|Computational Mathematics Seminar Series|
|Solving the Eikonal Equation on Adaptive Triangular and Tetrahedral Meshes|
|Luke Owens, University of South Carolina|
|Johnston Hall 338
April 20, 2009 - 11:00 am
The two well known methods for solving the eikonal equation are the fast marching method and the fast sweeping method. On a rectangular or cubic mesh both of these methods can be easily implemented. However, on a triangular or tetrahedral mesh complications arise. We will explore both the fast marching and fast sweeping methods and touch on the recent application of using higher order discontinuous Galerkin methods to solve the eikonal equation. Finally, theoretical and numerical convergence results will be presented for the closest point algorithm on an adaptive triangular mesh. The closest point algorithm is used to solved the distance function, which is important in the application of fitting a surface to 3D point cloud data.
Luke Owens is from WIndsor, ON, Canada. He went to Kennesaw, GA in August of 2000 on a golf scholarship. He graduated with a Bachelor of Science degree in Mathematics from Kennesaw State University. In 2007, he graduated from the University of South Carolina with a Ph.D. in Mathematics under the direction of Susanne Brenner and Li-yeng Sung. Dr. Owens is currently working at the Industrial Mathematics Institute at USC as a mathematics postdoc researcher. He will be a postdoc at Texas A&M starting fall 2009.

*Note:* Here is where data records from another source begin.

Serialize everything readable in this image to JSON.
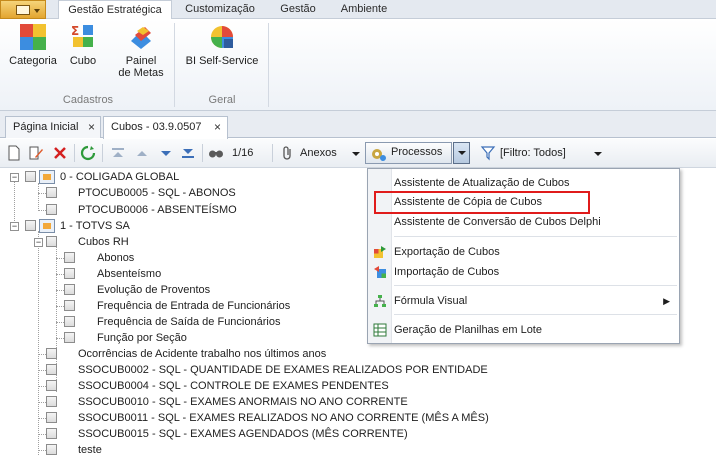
{
  "ribbon": {
    "tabs": [
      "Gestão Estratégica",
      "Customização",
      "Gestão",
      "Ambiente"
    ],
    "active_tab": "Gestão Estratégica",
    "groups": [
      {
        "label": "Cadastros",
        "buttons": [
          "Categoria",
          "Cubo",
          "Painel de Metas"
        ]
      },
      {
        "label": "Geral",
        "buttons": [
          "BI Self-Service"
        ]
      }
    ],
    "painel_line1": "Painel",
    "painel_line2": "de Metas"
  },
  "doc_tabs": [
    {
      "label": "Página Inicial",
      "active": false
    },
    {
      "label": "Cubos - 03.9.0507",
      "active": true
    }
  ],
  "toolbar": {
    "page_indicator": "1/16",
    "anexos_label": "Anexos",
    "processos_label": "Processos",
    "filter_label": "[Filtro: Todos]"
  },
  "tree": {
    "coligada_global": "0 - COLIGADA GLOBAL",
    "ptocub0005": "PTOCUB0005 - SQL - ABONOS",
    "ptocub0006": "PTOCUB0006 - ABSENTEÍSMO",
    "totvs": "1 - TOTVS SA",
    "cubos_rh": "Cubos RH",
    "abonos": "Abonos",
    "absenteismo": "Absenteísmo",
    "evolucao": "Evolução de Proventos",
    "freq_entrada": "Frequência de Entrada de Funcionários",
    "freq_saida": "Frequência de Saída de Funcionários",
    "funcao_secao": "Função por Seção",
    "ocorrencias": "Ocorrências de Acidente trabalho nos últimos anos",
    "ssocub0002": "SSOCUB0002 - SQL - QUANTIDADE DE EXAMES REALIZADOS POR ENTIDADE",
    "ssocub0004": "SSOCUB0004 - SQL - CONTROLE DE EXAMES PENDENTES",
    "ssocub0010": "SSOCUB0010 - SQL - EXAMES ANORMAIS NO ANO CORRENTE",
    "ssocub0011": "SSOCUB0011 - SQL - EXAMES REALIZADOS NO ANO CORRENTE (MÊS A MÊS)",
    "ssocub0015": "SSOCUB0015 - SQL - EXAMES AGENDADOS (MÊS CORRENTE)",
    "teste": "teste"
  },
  "menu": {
    "items": [
      "Assistente de Atualização de Cubos",
      "Assistente de Cópia de Cubos",
      "Assistente de Conversão de Cubos Delphi",
      "Exportação de Cubos",
      "Importação de Cubos",
      "Fórmula Visual",
      "Geração de Planilhas em Lote"
    ],
    "highlighted_item": "Assistente de Cópia de Cubos"
  },
  "colors": {
    "highlight_border": "#e01b1b",
    "ribbon_bg": "#e4e9f0",
    "app_button": "#e3a530"
  }
}
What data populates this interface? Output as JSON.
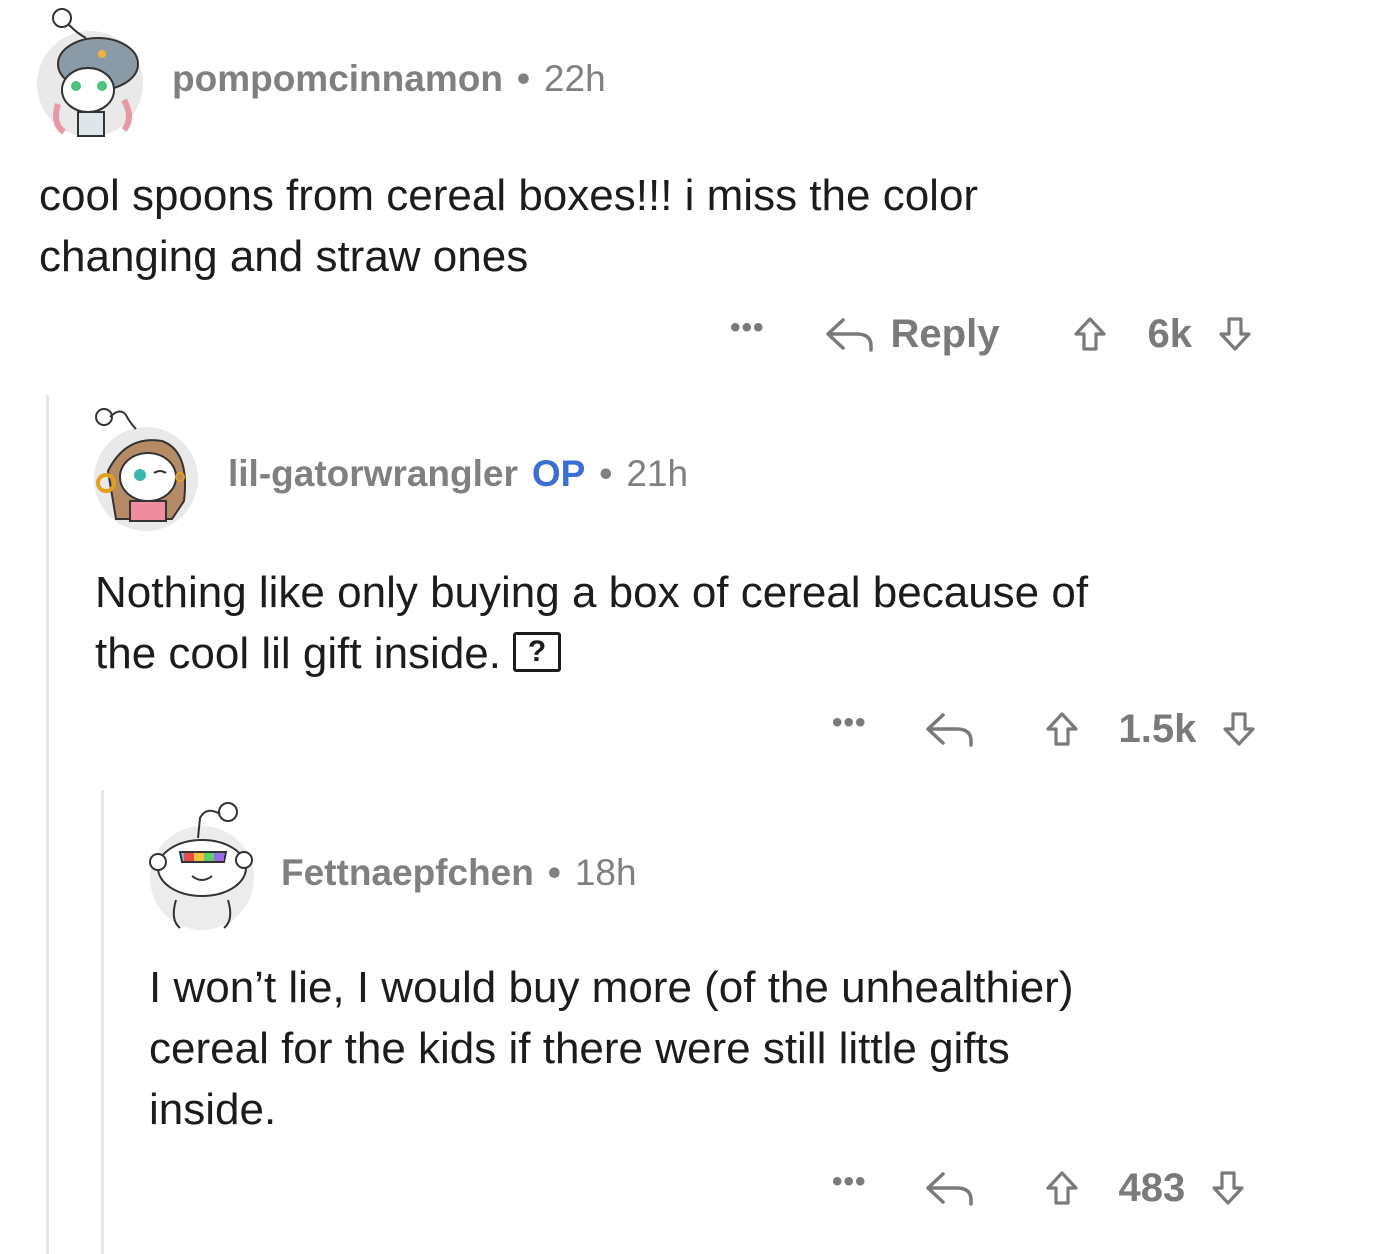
{
  "comments": [
    {
      "username": "pompomcinnamon",
      "time": "22h",
      "lines": [
        "cool spoons from cereal boxes!!! i miss the color",
        "changing and straw ones"
      ],
      "more": "•••",
      "reply_label": "Reply",
      "score": "6k"
    },
    {
      "username": "lil-gatorwrangler",
      "badge": "OP",
      "time": "21h",
      "lines": [
        "Nothing like only buying a box of cereal because of",
        "the cool lil gift inside."
      ],
      "inline_icon": "?",
      "more": "•••",
      "score": "1.5k"
    },
    {
      "username": "Fettnaepfchen",
      "time": "18h",
      "lines": [
        "I won’t lie, I would buy more (of the unhealthier)",
        "cereal for the kids if there were still little gifts",
        "inside."
      ],
      "more": "•••",
      "score": "483"
    }
  ],
  "separator": "•",
  "icons": {
    "reply": "reply-arrow-icon",
    "upvote": "upvote-arrow-icon",
    "downvote": "downvote-arrow-icon",
    "more": "more-options-icon",
    "help": "question-box-icon"
  },
  "colors": {
    "op_badge": "#3b6fd1",
    "meta_text": "#808080",
    "thread_line": "#e6e6e6"
  }
}
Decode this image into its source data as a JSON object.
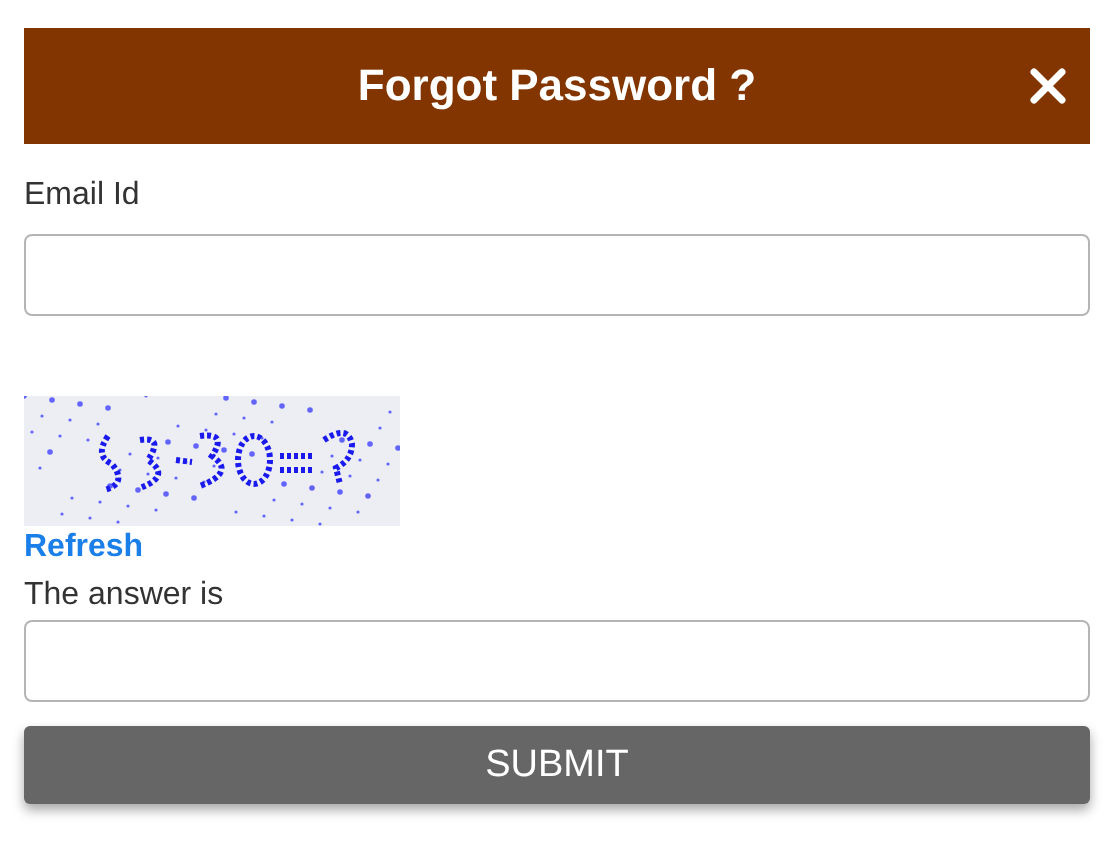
{
  "dialog": {
    "title": "Forgot Password ?"
  },
  "email": {
    "label": "Email Id"
  },
  "captcha": {
    "kind": "picture",
    "refresh": "Refresh"
  },
  "answer": {
    "label": "The answer is"
  },
  "submit": {
    "label": "SUBMIT"
  }
}
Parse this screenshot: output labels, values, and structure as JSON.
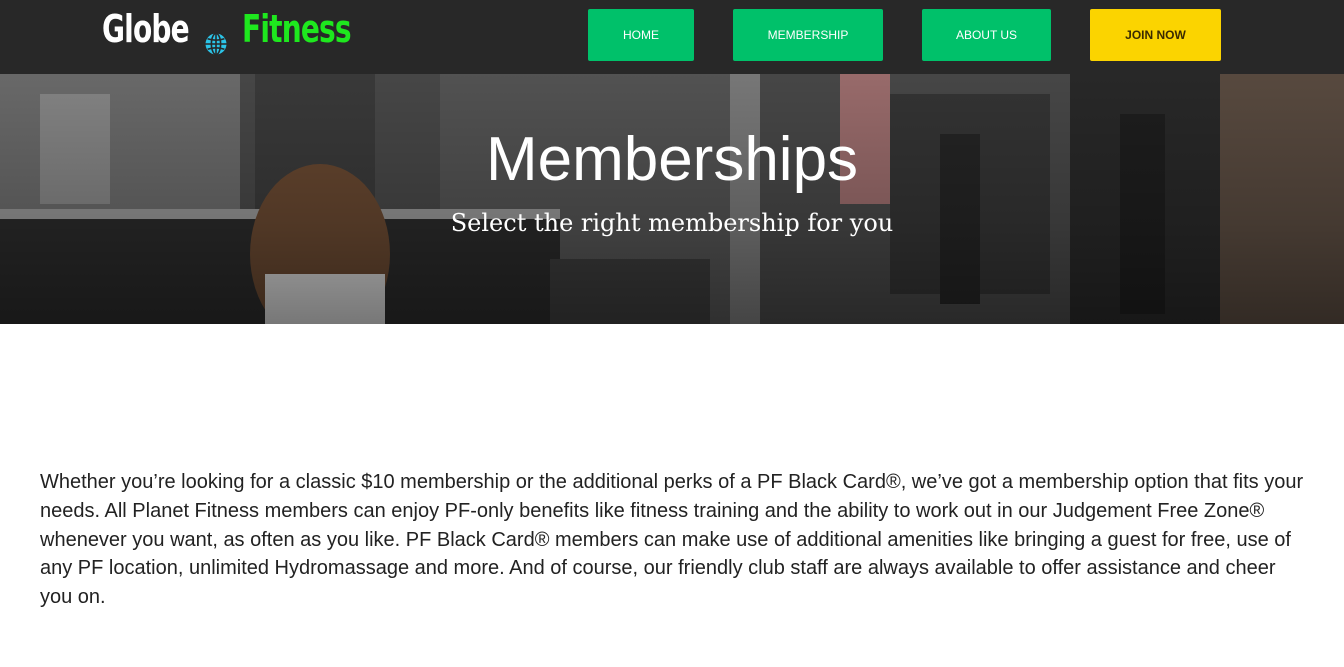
{
  "header": {
    "logo_part1": "Globe",
    "logo_part2": "Fitness",
    "logo_icon": "globe-icon",
    "nav": {
      "home": "HOME",
      "membership": "MEMBERSHIP",
      "about": "ABOUT US",
      "join": "JOIN NOW"
    }
  },
  "hero": {
    "title": "Memberships",
    "subtitle": "Select the right membership for you"
  },
  "intro": {
    "text": "Whether you’re looking for a classic $10 membership or the additional perks of a PF Black Card®, we’ve got a membership option that fits your needs. All Planet Fitness members can enjoy PF-only benefits like fitness training and the ability to work out in our Judgement Free Zone® whenever you want, as often as you like. PF Black Card® members can make use of additional amenities like bringing a guest for free, use of any PF location, unlimited Hydromassage and more. And of course, our friendly club staff are always available to offer assistance and cheer you on."
  },
  "colors": {
    "topbar": "#282828",
    "nav_green": "#00c16a",
    "join_yellow": "#fbd400",
    "logo_green": "#1ee81e",
    "globe_cyan": "#2bc4e8"
  }
}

|Refreshments will be served.|
|This lecture has a reception.|